▸ Records for this exercise
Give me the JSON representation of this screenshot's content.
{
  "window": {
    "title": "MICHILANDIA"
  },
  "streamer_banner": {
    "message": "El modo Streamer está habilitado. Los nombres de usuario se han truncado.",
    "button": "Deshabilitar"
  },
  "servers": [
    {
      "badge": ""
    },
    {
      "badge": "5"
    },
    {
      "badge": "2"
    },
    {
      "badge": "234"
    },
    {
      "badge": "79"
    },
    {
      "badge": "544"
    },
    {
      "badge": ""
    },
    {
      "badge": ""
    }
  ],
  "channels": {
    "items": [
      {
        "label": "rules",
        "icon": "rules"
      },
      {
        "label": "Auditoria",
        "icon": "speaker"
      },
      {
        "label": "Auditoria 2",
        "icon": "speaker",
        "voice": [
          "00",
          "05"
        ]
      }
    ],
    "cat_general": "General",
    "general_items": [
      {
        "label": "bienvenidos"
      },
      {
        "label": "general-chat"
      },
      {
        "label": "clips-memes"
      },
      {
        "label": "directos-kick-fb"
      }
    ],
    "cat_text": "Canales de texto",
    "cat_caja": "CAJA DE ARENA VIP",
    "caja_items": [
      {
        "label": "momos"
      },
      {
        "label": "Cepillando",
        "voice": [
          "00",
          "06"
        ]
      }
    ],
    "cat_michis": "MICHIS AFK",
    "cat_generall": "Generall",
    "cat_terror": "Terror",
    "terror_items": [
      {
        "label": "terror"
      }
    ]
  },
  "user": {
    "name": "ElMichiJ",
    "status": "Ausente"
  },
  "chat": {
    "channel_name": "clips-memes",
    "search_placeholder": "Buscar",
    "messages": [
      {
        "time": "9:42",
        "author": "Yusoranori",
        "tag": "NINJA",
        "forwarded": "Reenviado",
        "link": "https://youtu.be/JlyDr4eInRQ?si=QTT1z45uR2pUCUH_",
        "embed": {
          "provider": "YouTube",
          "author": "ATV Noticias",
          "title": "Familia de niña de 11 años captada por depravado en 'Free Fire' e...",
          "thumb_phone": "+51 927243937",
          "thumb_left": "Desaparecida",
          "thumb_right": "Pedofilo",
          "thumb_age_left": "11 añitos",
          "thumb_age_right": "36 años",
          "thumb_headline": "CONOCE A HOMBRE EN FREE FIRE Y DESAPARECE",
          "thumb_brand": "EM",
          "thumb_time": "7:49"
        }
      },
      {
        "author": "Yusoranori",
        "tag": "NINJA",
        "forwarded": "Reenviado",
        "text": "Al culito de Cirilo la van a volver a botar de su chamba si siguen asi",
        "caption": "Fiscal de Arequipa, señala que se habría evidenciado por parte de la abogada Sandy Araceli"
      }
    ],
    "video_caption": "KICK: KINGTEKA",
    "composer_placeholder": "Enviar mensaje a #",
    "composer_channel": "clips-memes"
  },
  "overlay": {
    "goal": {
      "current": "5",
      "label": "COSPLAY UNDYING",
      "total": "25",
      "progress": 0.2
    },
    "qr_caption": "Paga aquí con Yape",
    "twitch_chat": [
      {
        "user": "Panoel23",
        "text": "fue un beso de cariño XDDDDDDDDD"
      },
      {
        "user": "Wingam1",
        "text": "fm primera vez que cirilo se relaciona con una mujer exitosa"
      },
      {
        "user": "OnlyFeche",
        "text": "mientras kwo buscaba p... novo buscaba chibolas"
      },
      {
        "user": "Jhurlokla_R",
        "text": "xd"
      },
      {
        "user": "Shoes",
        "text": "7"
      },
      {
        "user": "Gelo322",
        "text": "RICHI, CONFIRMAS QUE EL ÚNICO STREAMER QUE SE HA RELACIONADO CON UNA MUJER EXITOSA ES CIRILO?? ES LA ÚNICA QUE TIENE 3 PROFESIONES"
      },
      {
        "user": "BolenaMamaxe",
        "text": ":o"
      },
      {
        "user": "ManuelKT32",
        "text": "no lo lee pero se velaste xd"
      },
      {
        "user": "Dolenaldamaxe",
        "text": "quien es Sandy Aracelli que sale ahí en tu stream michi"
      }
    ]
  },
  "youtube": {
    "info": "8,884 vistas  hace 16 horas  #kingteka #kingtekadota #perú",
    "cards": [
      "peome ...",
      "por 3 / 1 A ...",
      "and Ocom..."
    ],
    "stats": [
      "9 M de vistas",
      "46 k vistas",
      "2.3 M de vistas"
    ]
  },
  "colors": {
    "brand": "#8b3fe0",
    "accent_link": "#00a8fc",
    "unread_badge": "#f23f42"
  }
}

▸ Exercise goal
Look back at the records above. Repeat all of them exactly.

▸ Response below
Give me the JSON representation of this screenshot's content.
{
  "window": {
    "title": "MICHILANDIA"
  },
  "streamer_banner": {
    "message": "El modo Streamer está habilitado. Los nombres de usuario se han truncado.",
    "button": "Deshabilitar"
  },
  "servers": [
    {
      "badge": ""
    },
    {
      "badge": "5"
    },
    {
      "badge": "2"
    },
    {
      "badge": "234"
    },
    {
      "badge": "79"
    },
    {
      "badge": "544"
    },
    {
      "badge": ""
    },
    {
      "badge": ""
    }
  ],
  "channels": {
    "items": [
      {
        "label": "rules",
        "icon": "rules"
      },
      {
        "label": "Auditoria",
        "icon": "speaker"
      },
      {
        "label": "Auditoria 2",
        "icon": "speaker",
        "voice": [
          "00",
          "05"
        ]
      }
    ],
    "cat_general": "General",
    "general_items": [
      {
        "label": "bienvenidos"
      },
      {
        "label": "general-chat"
      },
      {
        "label": "clips-memes"
      },
      {
        "label": "directos-kick-fb"
      }
    ],
    "cat_text": "Canales de texto",
    "cat_caja": "CAJA DE ARENA VIP",
    "caja_items": [
      {
        "label": "momos"
      },
      {
        "label": "Cepillando",
        "voice": [
          "00",
          "06"
        ]
      }
    ],
    "cat_michis": "MICHIS AFK",
    "cat_generall": "Generall",
    "cat_terror": "Terror",
    "terror_items": [
      {
        "label": "terror"
      }
    ]
  },
  "user": {
    "name": "ElMichiJ",
    "status": "Ausente"
  },
  "chat": {
    "channel_name": "clips-memes",
    "search_placeholder": "Buscar",
    "messages": [
      {
        "time": "9:42",
        "author": "Yusoranori",
        "tag": "NINJA",
        "forwarded": "Reenviado",
        "link": "https://youtu.be/JlyDr4eInRQ?si=QTT1z45uR2pUCUH_",
        "embed": {
          "provider": "YouTube",
          "author": "ATV Noticias",
          "title": "Familia de niña de 11 años captada por depravado en 'Free Fire' e...",
          "thumb_phone": "+51 927243937",
          "thumb_left": "Desaparecida",
          "thumb_right": "Pedofilo",
          "thumb_age_left": "11 añitos",
          "thumb_age_right": "36 años",
          "thumb_headline": "CONOCE A HOMBRE EN FREE FIRE Y DESAPARECE",
          "thumb_brand": "EM",
          "thumb_time": "7:49"
        }
      },
      {
        "author": "Yusoranori",
        "tag": "NINJA",
        "forwarded": "Reenviado",
        "text": "Al culito de Cirilo la van a volver a botar de su chamba si siguen asi",
        "caption": "Fiscal de Arequipa, señala que se habría evidenciado por parte de la abogada Sandy Araceli"
      }
    ],
    "video_caption": "KICK: KINGTEKA",
    "composer_placeholder": "Enviar mensaje a #",
    "composer_channel": "clips-memes"
  },
  "overlay": {
    "goal": {
      "current": "5",
      "label": "COSPLAY UNDYING",
      "total": "25",
      "progress": 0.2
    },
    "qr_caption": "Paga aquí con Yape",
    "twitch_chat": [
      {
        "user": "Panoel23",
        "text": "fue un beso de cariño XDDDDDDDDD"
      },
      {
        "user": "Wingam1",
        "text": "fm primera vez que cirilo se relaciona con una mujer exitosa"
      },
      {
        "user": "OnlyFeche",
        "text": "mientras kwo buscaba p... novo buscaba chibolas"
      },
      {
        "user": "Jhurlokla_R",
        "text": "xd"
      },
      {
        "user": "Shoes",
        "text": "7"
      },
      {
        "user": "Gelo322",
        "text": "RICHI, CONFIRMAS QUE EL ÚNICO STREAMER QUE SE HA RELACIONADO CON UNA MUJER EXITOSA ES CIRILO?? ES LA ÚNICA QUE TIENE 3 PROFESIONES"
      },
      {
        "user": "BolenaMamaxe",
        "text": ":o"
      },
      {
        "user": "ManuelKT32",
        "text": "no lo lee pero se velaste xd"
      },
      {
        "user": "Dolenaldamaxe",
        "text": "quien es Sandy Aracelli que sale ahí en tu stream michi"
      }
    ]
  },
  "youtube": {
    "info": "8,884 vistas  hace 16 horas  #kingteka #kingtekadota #perú",
    "cards": [
      "peome ...",
      "por 3 / 1 A ...",
      "and Ocom..."
    ],
    "stats": [
      "9 M de vistas",
      "46 k vistas",
      "2.3 M de vistas"
    ]
  },
  "colors": {
    "brand": "#8b3fe0",
    "accent_link": "#00a8fc",
    "unread_badge": "#f23f42"
  }
}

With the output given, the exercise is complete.